After college, Mr. Sherman became a painter in acrylics and watercolors, wielding a brush with a mouth stick, to form vivid, exotic images. His art has been exhibited in Philadelphia, Palm Beach, Syracuse, Beverly Hills, Atlanta, and Minneapolis.

He loved to paint flowers. “You have them forever,” he told his family.

Camera icon Courtesy of the family
One of Eyal Sherman’s works of art.

Mr. Sherman was a full synagogue participant. At age 13, he studied for his bar mitzvah. “I just always knew I’d be up there on the bema [podium] like any other kid,” he told his family. When it came time to read from the Torah, he silently formed the words of the sacred scroll.

His father described Mr. Sherman as determined, inspirational, funny, witty, and smart.

“He was mischievous as a child,” Rabbi Sherman said. “He never complained about his lot in life. He was the center of the family, lived in the moment of time, never felt sorry for himself.

“He had a refreshing naïveté; he was cuddly and hopeful.
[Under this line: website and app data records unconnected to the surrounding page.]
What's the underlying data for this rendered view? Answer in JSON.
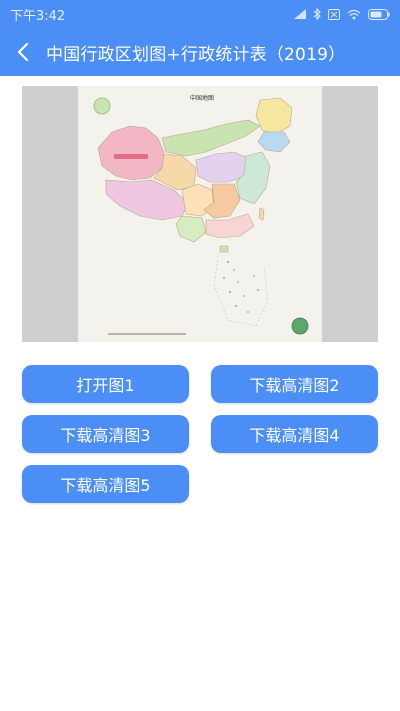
{
  "status_bar": {
    "time": "下午3:42",
    "icons": [
      "signal-icon",
      "bluetooth-icon",
      "sim-icon",
      "wifi-icon",
      "battery-icon"
    ]
  },
  "app_bar": {
    "back_icon": "chevron-left-icon",
    "title": "中国行政区划图+行政统计表（2019）"
  },
  "map_image": {
    "title": "中国地图"
  },
  "buttons": {
    "open_1": "打开图1",
    "download_2": "下载高清图2",
    "download_3": "下载高清图3",
    "download_4": "下载高清图4",
    "download_5": "下载高清图5"
  },
  "colors": {
    "primary": "#4b8ef5",
    "frame_gray": "#cfcfcf",
    "background": "#ffffff"
  }
}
He was a good person with many admirers around the globe. He inspired thousands of people walking through the valley of the shadow of death, who looked at him as an inspiration.”
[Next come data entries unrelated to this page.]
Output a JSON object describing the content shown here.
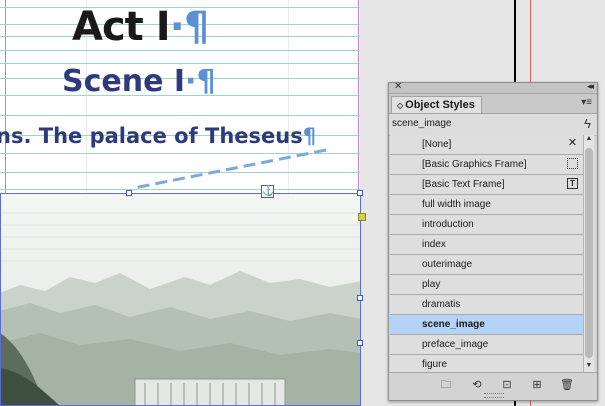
{
  "document": {
    "heading_act": "Act I",
    "heading_scene": "Scene I",
    "heading_place": "ns. The palace of Theseus",
    "pilcrow": "¶",
    "hidden_char": "·"
  },
  "panel": {
    "close_glyph": "✕",
    "collapse_glyph": "◂◂",
    "tab_label": "Object Styles",
    "tab_arrows": "◇",
    "menu_glyph": "▾≡",
    "current_style": "scene_image",
    "lightning_icon": "ϟ",
    "items": [
      {
        "label": "[None]",
        "icon": "none-style-icon",
        "glyph": "✕"
      },
      {
        "label": "[Basic Graphics Frame]",
        "icon": "graphics-frame-icon",
        "glyph": ""
      },
      {
        "label": "[Basic Text Frame]",
        "icon": "text-frame-icon",
        "glyph": "T"
      },
      {
        "label": "full width image"
      },
      {
        "label": "introduction"
      },
      {
        "label": "index"
      },
      {
        "label": "outerimage"
      },
      {
        "label": "play"
      },
      {
        "label": "dramatis"
      },
      {
        "label": "scene_image",
        "selected": true
      },
      {
        "label": "preface_image"
      },
      {
        "label": "figure"
      }
    ],
    "footer": {
      "new_group": "🗀",
      "clear_overrides": "⟲",
      "clear_non_defined": "⊡",
      "new_style": "⊞",
      "delete": "🗑"
    }
  },
  "colors": {
    "heading_dark": "#1a1a1a",
    "heading_blue": "#2e3a7c",
    "selection": "#b5d3f7",
    "frame_blue": "#3b5bdb"
  }
}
Mr. Sherman, who had undergone many visits to Children’s Hospital of Philadelphia over the years, was thrilled when his parents, both Philadelphia natives, moved back to this area in July 2015.

He was an avid sports fan, cheering for Syracuse University basketball, the Eagles, and the Phillies. He took advantage of cultural opportunities in the city.
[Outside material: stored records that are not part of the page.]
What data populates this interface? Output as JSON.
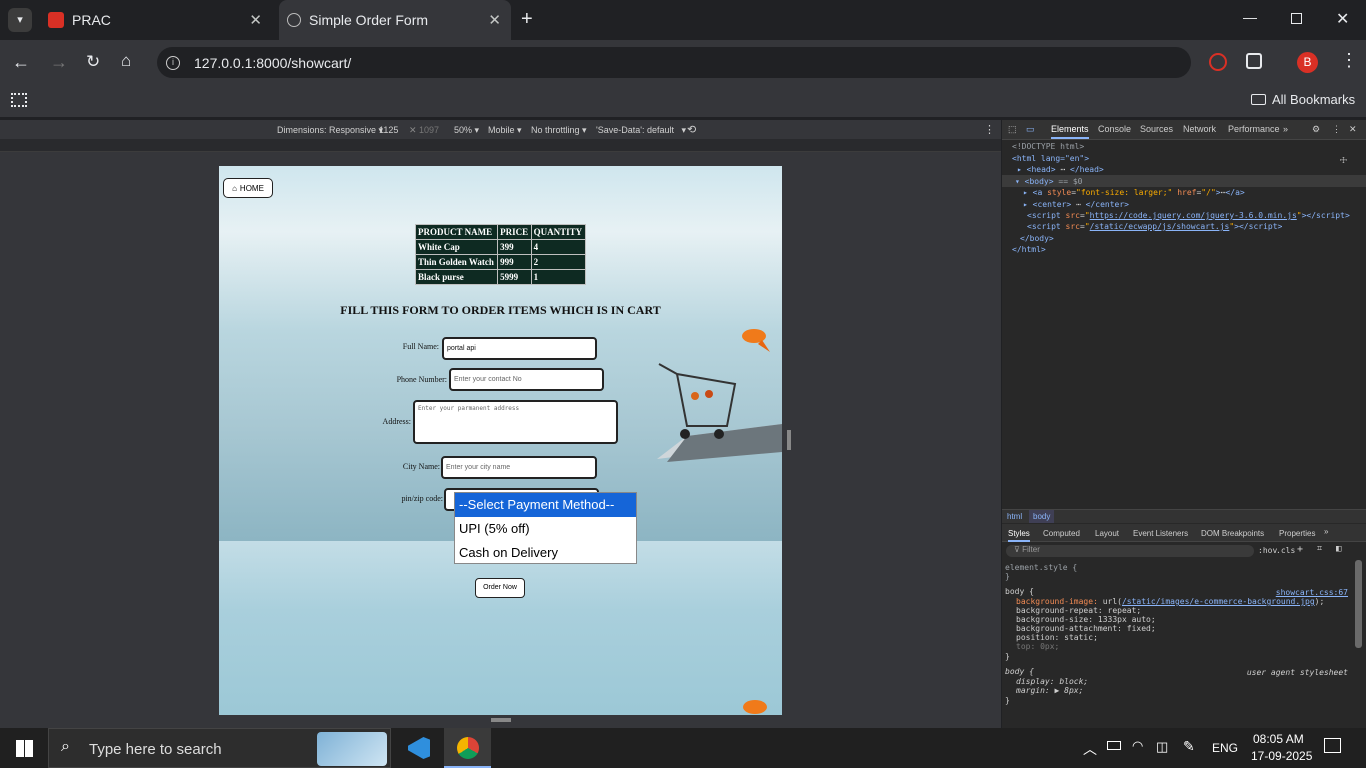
{
  "tabs": [
    {
      "title": "PRAC"
    },
    {
      "title": "Simple Order Form"
    }
  ],
  "url": "127.0.0.1:8000/showcart/",
  "bookmarks_label": "All Bookmarks",
  "profile_initial": "B",
  "emulation": {
    "dimensions": "Dimensions: Responsive",
    "width": "1125",
    "height": "1097",
    "zoom": "50%",
    "device": "Mobile",
    "throttle": "No throttling",
    "save_data": "'Save-Data': default"
  },
  "page": {
    "home_label": "HOME",
    "table": {
      "headers": [
        "PRODUCT NAME",
        "PRICE",
        "QUANTITY"
      ],
      "rows": [
        [
          "White Cap",
          "399",
          "4"
        ],
        [
          "Thin Golden Watch",
          "999",
          "2"
        ],
        [
          "Black purse",
          "5999",
          "1"
        ]
      ]
    },
    "heading": "FILL THIS FORM TO ORDER ITEMS WHICH IS IN CART",
    "form": {
      "fullname_label": "Full Name:",
      "fullname_value": "portal  api",
      "phone_label": "Phone Number:",
      "phone_placeholder": "Enter your contact No",
      "address_label": "Address:",
      "address_placeholder": "Enter your parmanent address",
      "city_label": "City Name:",
      "city_placeholder": "Enter your city name",
      "pin_label": "pin/zip code:"
    },
    "payment_options": [
      "--Select Payment Method--",
      "UPI (5% off)",
      "Cash on Delivery"
    ],
    "order_button": "Order Now"
  },
  "devtools": {
    "tabs": [
      "Elements",
      "Console",
      "Sources",
      "Network",
      "Performance"
    ],
    "dom": {
      "doctype": "<!DOCTYPE html>",
      "html_open": "<html lang=\"en\">",
      "head": "<head>",
      "head_close": "</head>",
      "body_open": "<body>",
      "body_eq": "== $0",
      "a_style": "font-size: larger;",
      "a_href": "/",
      "center_open": "<center>",
      "center_close": "</center>",
      "script1": "https://code.jquery.com/jquery-3.6.0.min.js",
      "script2": "/static/ecwapp/js/showcart.js",
      "body_close": "</body>",
      "html_close": "</html>"
    },
    "crumbs": [
      "html",
      "body"
    ],
    "style_tabs": [
      "Styles",
      "Computed",
      "Layout",
      "Event Listeners",
      "DOM Breakpoints",
      "Properties"
    ],
    "filter_placeholder": "Filter",
    "hov": ":hov",
    "cls": ".cls",
    "rules": {
      "element_style": "element.style {",
      "body_selector": "body {",
      "body_source": "showcart.css:67",
      "bg_image_prop": "background-image:",
      "bg_image_val": "/static/images/e-commerce-background.jpg",
      "bg_repeat": "background-repeat: repeat;",
      "bg_size": "background-size: 1333px auto;",
      "bg_attach": "background-attachment: fixed;",
      "position": "position: static;",
      "top": "top: 0px;",
      "ua_selector": "body {",
      "ua_source": "user agent stylesheet",
      "display": "display: block;",
      "margin": "margin: ▶ 8px;"
    }
  },
  "taskbar": {
    "search_placeholder": "Type here to search",
    "lang": "ENG",
    "time": "08:05 AM",
    "date": "17-09-2025"
  }
}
He was the center of his nieces’ and nephews’ lives. Their faces lit up when they saw him. “They would sit on his lap, give him kisses, and play music with him,” Rabbi Sherman said. “They learned to never be intimidated by others with severe disabilities.”

In addition to his parents, Mr. Sherman is survived by sisters Rabbi Nogah Marshall, Orah Barnett, and Nitza; a brother, Rabbi Erez Sherman; and nieces and nephews.

A funeral service will be held at 11 a.m. Tuesday, Sept. 26, at Goldsteins’ Rosenberg’s Raphael-Sacks, 6410 N. Broad St. Interment will follow at Montefiore Cemetery in Jenkintown.

Donations may be made to the Eyal Sherman Foundation, c/o Estate Bookkeeping, Cozen O’Connor, 1650 Market St., Suite 2800, Philadelphia 19103.

To read more about the family, see Rabbi Sherman’s book,  The Broken and the Whole:  http://thebrokenandthewhole.com/main/. Also, Dateline NBC produced a video story about Mr. Sherman and his family: https://www.nbcnews.com/video/eyals-story-109056067831.